- TASK REQUIREMENTS
Please say how many lines in the entries below hold the string "value", with no other words.

- RECORD SET
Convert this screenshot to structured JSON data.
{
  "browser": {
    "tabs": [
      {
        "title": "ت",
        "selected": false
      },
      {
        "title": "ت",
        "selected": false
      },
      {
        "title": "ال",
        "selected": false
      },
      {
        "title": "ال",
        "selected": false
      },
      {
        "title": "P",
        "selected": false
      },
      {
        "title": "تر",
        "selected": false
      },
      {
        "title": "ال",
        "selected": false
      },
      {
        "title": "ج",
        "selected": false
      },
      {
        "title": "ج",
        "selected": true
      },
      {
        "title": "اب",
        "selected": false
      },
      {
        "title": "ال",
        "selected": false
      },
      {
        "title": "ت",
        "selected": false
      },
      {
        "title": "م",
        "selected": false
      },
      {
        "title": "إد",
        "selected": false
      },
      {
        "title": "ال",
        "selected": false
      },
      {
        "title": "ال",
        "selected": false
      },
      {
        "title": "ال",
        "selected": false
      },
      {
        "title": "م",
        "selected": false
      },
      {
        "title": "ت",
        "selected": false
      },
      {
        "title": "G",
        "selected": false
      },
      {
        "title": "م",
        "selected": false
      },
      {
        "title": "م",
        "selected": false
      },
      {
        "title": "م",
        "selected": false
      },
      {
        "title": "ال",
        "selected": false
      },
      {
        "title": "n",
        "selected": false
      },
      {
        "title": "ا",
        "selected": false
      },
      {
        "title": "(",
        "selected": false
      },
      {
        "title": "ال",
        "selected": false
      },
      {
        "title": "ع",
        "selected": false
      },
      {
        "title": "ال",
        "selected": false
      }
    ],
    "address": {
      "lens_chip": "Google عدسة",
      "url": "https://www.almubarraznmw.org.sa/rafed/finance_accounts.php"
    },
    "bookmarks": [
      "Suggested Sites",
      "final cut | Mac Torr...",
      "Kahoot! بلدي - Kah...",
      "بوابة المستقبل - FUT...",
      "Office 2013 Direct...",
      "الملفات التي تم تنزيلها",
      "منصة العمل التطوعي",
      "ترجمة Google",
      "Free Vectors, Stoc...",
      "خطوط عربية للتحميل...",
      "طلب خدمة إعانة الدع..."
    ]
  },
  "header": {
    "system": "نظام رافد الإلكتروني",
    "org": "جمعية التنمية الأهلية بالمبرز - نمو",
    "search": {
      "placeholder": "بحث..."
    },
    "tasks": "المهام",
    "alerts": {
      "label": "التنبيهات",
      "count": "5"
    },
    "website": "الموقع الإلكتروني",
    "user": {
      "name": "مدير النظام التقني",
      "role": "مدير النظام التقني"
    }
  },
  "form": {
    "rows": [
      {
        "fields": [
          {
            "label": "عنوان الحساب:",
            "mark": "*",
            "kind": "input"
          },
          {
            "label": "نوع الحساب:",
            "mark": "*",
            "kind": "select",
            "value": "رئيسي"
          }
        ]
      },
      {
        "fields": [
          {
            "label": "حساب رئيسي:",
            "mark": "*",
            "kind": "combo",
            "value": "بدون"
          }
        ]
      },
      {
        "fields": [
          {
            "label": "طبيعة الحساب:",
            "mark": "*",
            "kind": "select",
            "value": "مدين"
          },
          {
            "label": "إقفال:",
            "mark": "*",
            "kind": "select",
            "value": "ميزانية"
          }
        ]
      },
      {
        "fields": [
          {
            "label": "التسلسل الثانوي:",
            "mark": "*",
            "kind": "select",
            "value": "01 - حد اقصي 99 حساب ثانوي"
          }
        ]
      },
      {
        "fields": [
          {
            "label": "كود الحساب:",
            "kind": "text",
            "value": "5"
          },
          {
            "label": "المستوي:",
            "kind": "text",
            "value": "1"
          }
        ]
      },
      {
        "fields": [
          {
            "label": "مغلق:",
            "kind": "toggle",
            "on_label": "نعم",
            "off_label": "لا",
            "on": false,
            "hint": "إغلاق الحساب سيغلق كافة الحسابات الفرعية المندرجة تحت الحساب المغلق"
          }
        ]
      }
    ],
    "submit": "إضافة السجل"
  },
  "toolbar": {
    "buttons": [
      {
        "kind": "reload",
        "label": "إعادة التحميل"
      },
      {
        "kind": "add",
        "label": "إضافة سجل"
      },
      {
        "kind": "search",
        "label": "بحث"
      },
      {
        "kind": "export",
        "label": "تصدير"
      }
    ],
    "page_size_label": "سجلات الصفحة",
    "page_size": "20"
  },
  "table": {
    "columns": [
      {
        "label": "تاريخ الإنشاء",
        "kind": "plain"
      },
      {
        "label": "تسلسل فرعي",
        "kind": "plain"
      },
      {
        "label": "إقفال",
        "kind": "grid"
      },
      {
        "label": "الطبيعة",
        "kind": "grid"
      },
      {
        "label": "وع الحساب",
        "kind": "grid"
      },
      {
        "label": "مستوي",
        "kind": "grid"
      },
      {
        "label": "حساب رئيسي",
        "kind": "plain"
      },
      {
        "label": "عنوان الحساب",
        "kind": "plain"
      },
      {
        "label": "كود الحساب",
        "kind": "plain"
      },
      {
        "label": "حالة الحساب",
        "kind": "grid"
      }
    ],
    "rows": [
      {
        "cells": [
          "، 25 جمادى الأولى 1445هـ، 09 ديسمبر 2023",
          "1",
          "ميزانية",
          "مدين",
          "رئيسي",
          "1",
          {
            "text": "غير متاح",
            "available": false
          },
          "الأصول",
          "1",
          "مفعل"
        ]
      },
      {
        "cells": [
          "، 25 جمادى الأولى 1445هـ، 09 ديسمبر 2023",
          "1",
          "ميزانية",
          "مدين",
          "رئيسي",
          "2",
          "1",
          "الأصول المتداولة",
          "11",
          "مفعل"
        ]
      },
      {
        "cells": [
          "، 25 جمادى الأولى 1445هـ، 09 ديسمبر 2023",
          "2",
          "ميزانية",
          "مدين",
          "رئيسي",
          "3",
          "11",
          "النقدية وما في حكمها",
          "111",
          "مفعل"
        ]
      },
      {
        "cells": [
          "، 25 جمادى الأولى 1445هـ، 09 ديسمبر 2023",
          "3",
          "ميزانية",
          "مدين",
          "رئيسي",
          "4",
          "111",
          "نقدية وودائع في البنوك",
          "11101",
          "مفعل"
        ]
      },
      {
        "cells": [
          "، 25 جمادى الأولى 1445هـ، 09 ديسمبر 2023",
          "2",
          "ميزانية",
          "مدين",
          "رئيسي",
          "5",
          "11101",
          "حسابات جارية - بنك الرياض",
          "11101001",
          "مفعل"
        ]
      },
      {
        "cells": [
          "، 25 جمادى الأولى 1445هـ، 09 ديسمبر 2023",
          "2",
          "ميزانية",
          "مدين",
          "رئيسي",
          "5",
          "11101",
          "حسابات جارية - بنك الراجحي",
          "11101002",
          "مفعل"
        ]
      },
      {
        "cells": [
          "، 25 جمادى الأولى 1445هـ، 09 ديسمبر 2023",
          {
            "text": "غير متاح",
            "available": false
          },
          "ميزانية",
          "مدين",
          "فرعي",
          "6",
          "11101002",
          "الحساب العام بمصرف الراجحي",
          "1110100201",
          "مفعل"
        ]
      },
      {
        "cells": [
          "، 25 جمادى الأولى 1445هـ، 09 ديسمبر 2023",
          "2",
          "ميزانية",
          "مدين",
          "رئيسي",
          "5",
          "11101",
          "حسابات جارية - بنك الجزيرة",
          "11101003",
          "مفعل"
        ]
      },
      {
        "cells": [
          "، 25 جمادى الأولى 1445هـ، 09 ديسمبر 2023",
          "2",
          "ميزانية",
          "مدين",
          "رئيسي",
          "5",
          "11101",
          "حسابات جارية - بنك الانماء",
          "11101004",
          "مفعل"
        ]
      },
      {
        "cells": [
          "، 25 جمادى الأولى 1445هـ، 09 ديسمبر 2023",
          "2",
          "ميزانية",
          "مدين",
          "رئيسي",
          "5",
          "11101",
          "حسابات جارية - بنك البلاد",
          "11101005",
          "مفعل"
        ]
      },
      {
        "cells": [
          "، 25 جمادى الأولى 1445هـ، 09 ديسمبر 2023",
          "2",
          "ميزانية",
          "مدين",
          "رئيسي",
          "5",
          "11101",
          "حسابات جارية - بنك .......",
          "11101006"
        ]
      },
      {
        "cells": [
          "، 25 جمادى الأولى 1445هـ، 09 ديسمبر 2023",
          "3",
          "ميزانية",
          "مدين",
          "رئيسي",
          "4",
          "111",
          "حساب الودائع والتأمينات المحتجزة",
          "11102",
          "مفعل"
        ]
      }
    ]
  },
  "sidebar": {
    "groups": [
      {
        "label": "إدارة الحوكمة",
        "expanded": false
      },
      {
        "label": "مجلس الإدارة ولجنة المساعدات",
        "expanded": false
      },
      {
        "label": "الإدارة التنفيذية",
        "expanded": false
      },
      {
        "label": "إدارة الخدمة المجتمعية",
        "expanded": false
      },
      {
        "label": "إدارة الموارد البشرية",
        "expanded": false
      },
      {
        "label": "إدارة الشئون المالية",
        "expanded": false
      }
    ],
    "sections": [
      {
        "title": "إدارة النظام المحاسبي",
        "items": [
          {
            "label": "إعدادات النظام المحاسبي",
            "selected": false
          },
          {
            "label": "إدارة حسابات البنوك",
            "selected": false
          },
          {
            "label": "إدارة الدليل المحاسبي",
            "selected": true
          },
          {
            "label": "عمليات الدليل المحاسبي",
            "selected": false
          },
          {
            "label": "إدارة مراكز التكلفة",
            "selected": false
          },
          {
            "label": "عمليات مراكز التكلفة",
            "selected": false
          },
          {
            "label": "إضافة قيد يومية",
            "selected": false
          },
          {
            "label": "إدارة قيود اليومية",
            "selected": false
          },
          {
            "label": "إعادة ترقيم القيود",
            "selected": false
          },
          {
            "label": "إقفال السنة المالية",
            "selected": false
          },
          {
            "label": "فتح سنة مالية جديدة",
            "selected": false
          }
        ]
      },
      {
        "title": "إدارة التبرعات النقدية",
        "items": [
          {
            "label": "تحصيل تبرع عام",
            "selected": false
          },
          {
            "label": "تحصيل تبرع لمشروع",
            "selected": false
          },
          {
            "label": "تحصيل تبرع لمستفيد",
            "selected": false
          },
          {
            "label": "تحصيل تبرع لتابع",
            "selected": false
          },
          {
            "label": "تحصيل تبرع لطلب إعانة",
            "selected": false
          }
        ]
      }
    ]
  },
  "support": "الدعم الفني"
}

- SOLUTION TO THIS TASK
7